(Comrades in Arms, #1)
Genre: Historical Romance (Regency)
The truth behind the hero.
Officer Jack Trestain may have been one of Wellington’s most valued code-breakers but since Waterloo, he’s hung up his uniform. If only he could just as easily put aside the tortured memories he carries deep within…perhaps enchanting French artist Celeste Marmion might be the distraction he so desperately craves.
Except Celeste harbours secrets of her own and questions that she needs Jack’s help to solve! With Celeste’s every touch an exquisite temptation, how close can Jack get without revealing his darkest secret of all?
The Soldier’s Dark Secret (Comrade in Arms #1) is an inspirational read from the talented pen of one of my favourite authors. Marguerite Kaye never disappoints and I am constantly amazed by her creative, captivating and original story lines. We could never accuse her of being boring, as no two books are the same and each one is better than the last.
Jack Trestain is an ex intelligence officer, one of Wellington’s most valued code breakers, a brave one too, mentioned in dispatches and a truly honourable man with a conscience. He has a secret – a dark, dangerous secret, one that conjures up terrifying, tortuous nightmares, night after night, leaving him sleep deprived.
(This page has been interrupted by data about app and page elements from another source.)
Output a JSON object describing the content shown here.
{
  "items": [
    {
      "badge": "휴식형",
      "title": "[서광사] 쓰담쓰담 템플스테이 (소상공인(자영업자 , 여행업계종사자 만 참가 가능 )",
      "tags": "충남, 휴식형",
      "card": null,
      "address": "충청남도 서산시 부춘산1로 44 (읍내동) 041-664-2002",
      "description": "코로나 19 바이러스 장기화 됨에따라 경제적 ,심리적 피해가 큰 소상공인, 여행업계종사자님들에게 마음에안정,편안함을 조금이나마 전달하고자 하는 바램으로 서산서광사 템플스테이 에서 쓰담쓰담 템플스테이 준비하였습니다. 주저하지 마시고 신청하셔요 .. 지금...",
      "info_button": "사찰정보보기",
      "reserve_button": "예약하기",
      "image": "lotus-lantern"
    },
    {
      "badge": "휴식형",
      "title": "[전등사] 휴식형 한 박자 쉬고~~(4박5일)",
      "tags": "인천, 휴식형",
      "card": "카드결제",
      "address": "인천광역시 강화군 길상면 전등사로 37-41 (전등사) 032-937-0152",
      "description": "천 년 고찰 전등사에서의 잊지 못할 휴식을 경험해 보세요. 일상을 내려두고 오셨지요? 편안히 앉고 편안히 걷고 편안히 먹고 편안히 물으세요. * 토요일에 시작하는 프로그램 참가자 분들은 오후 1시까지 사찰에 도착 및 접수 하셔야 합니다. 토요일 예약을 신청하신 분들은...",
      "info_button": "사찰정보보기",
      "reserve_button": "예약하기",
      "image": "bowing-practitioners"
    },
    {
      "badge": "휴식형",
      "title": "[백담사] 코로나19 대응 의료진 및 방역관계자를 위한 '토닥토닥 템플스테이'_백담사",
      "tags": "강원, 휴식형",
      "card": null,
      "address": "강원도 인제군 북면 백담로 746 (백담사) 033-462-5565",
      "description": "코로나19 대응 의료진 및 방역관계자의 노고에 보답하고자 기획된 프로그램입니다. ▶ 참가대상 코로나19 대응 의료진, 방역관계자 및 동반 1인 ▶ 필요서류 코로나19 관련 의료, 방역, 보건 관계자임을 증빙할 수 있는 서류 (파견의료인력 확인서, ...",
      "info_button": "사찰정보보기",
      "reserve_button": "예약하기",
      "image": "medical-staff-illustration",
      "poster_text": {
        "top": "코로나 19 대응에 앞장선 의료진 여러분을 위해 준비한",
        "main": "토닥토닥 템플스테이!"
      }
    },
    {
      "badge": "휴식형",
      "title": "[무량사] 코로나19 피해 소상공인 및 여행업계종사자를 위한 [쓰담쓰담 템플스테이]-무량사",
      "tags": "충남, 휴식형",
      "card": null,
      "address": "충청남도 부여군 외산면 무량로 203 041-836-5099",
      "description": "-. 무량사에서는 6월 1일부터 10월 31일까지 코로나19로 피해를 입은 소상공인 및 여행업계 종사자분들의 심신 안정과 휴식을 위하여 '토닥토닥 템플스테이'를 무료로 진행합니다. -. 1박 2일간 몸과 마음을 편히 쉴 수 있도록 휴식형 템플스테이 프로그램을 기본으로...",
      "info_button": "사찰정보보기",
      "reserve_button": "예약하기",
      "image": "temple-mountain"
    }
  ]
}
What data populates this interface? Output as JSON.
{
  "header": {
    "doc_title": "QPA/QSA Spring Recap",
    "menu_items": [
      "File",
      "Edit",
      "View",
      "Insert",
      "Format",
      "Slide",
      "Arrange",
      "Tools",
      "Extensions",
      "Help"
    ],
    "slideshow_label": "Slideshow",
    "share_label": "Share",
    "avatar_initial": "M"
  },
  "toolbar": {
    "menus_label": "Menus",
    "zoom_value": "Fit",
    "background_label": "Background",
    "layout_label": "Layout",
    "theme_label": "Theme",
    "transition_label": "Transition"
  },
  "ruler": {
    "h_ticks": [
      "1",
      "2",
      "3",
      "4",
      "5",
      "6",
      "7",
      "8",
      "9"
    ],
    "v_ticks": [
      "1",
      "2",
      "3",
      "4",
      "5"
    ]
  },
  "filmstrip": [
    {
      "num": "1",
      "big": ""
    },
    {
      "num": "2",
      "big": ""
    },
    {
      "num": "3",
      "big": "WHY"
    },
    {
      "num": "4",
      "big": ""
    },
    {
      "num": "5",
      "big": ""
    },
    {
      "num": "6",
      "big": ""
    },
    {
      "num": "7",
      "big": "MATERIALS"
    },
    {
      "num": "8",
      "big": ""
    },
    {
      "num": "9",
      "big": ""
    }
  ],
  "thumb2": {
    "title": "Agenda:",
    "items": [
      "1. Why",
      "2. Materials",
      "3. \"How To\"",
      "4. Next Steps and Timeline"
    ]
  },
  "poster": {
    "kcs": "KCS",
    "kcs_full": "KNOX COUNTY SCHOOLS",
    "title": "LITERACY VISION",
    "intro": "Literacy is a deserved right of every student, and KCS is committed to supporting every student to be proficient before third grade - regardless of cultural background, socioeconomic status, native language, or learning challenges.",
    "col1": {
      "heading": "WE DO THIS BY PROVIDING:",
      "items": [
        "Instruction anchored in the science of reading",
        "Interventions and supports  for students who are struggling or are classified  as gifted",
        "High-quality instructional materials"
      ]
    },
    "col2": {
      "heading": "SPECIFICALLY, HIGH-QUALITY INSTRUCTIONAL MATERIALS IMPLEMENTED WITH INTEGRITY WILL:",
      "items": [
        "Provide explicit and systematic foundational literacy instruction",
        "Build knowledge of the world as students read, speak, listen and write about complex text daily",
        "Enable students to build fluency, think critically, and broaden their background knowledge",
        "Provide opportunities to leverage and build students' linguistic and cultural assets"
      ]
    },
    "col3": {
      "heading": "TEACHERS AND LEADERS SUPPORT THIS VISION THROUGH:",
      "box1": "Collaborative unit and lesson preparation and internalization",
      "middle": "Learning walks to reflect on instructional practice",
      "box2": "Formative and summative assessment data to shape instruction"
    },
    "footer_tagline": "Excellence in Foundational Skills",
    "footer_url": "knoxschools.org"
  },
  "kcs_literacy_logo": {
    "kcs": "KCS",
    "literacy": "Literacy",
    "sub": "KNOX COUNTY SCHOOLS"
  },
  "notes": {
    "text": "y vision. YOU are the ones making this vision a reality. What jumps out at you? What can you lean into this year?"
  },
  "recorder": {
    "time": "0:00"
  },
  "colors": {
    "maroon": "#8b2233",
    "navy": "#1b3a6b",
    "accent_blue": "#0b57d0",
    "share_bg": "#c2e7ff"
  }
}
Jack is a desperate to find peace but unable to, believing himself unworthy of love or forgiveness.
His salvation arrives in the form of an enchanting and beautiful French woman. Celeste Marmion has been commissioned by Jack’s elder brother Charlie to paint some landscapes of their ancestral grounds and gardens. She has used this opportunity to travel to England in search of some answers to a devastating secret of her own. Their first meeting is unorthodox to say the least. Unable to sleep, Jack is in the habit of swimming in the lake in the early morning – without clothing. Celeste, on an early morning reconnaissance of the grounds, spots the intriguing Jack, and to begin with simply enjoys, with an artist’s eye, the beauty of the man. Soon, however, she is aware that what she is doing could be interpreted as spying; indeed, she is also aware that she is actually enjoying the spectacle, that is until Jack turns an anguished face to the sky and Celeste sees the torment and suffering written on his face and makes an attempt to escape this deeply private moment…and fails.
The two get off to a bad start, but it doesn’t take long before they become reluctant friends, with a burning attraction developing between them. Celeste is unafraid of Jack’s black moods and, unlike his family, she stands her ground, challenging him and beginning to pick away at his defences. He is rattled by her ability to get beneath his skin, afraid to let her see his suffering, but still physically and mentally attracted to this beguiling young woman. Eventually Celeste confides, at least part of her story to Jack and it is with relief he is able to turn his mind to what he does best, unravelling secrets and breaking codes. Helping Celeste to search for the answers she has travelled to England for is something his analytical, if troubled mind, CAN do. He has a purpose again, not only will he be able to help Celeste – and he desperately wants to – but he can also discourage her from delving into his own deeply disturbing thoughts.
I love the way Ms. Kaye slowly builds the attraction between her characters – sensuously, sizzling and oh so sexy! Nothing too physical happens until well into Jack and Celeste’s story but the air is electric and when it does happen it jumps off the page.
The sheer amount of historical research that has gone into this novel is breath-taking; a fascinating but never boring history lesson (which I love) wrapped up in a beautifully sensitive love story. I have no doubt that the facts about Waterloo and the enigmatic, if egotistical Wellington, are as accurate as Marguerite Kaye’s thorough research can make them. Jack is obviously suffering from PTSD. Again I can only guess at the amount of reading Ms. Kaye did in order to make his condition as authentic as possible, without being able to tell us what it is he is suffering from, a condition undiagnosed at that time in history. The plot is intricate, clever, and interesting; the soldier really DOES have a dark secret and Celeste’s tale is fascinating and the unravelling of it all intelligently and ingeniously achieved.
Altogether we have accurate history, scintillating romance and mystery and the artwork on the cover is perfect; a dark, brooding soldier in a red military uniform, I’m not sure if the jacket is absolutely correct but quite honestly I don’t care, he looks the part and he looks like Jack.
MY VERDICT: A perfectly wonderful novel and I loved it…5 stars and highly recommended.
REVIEW RATING: 5/5 STARS
SENSUALITY RATING: HOT
Read January 2015
Comrades in Arms series (click on the book cover for further details):
I received a complimentary copy of the book from the author in return for an honest review.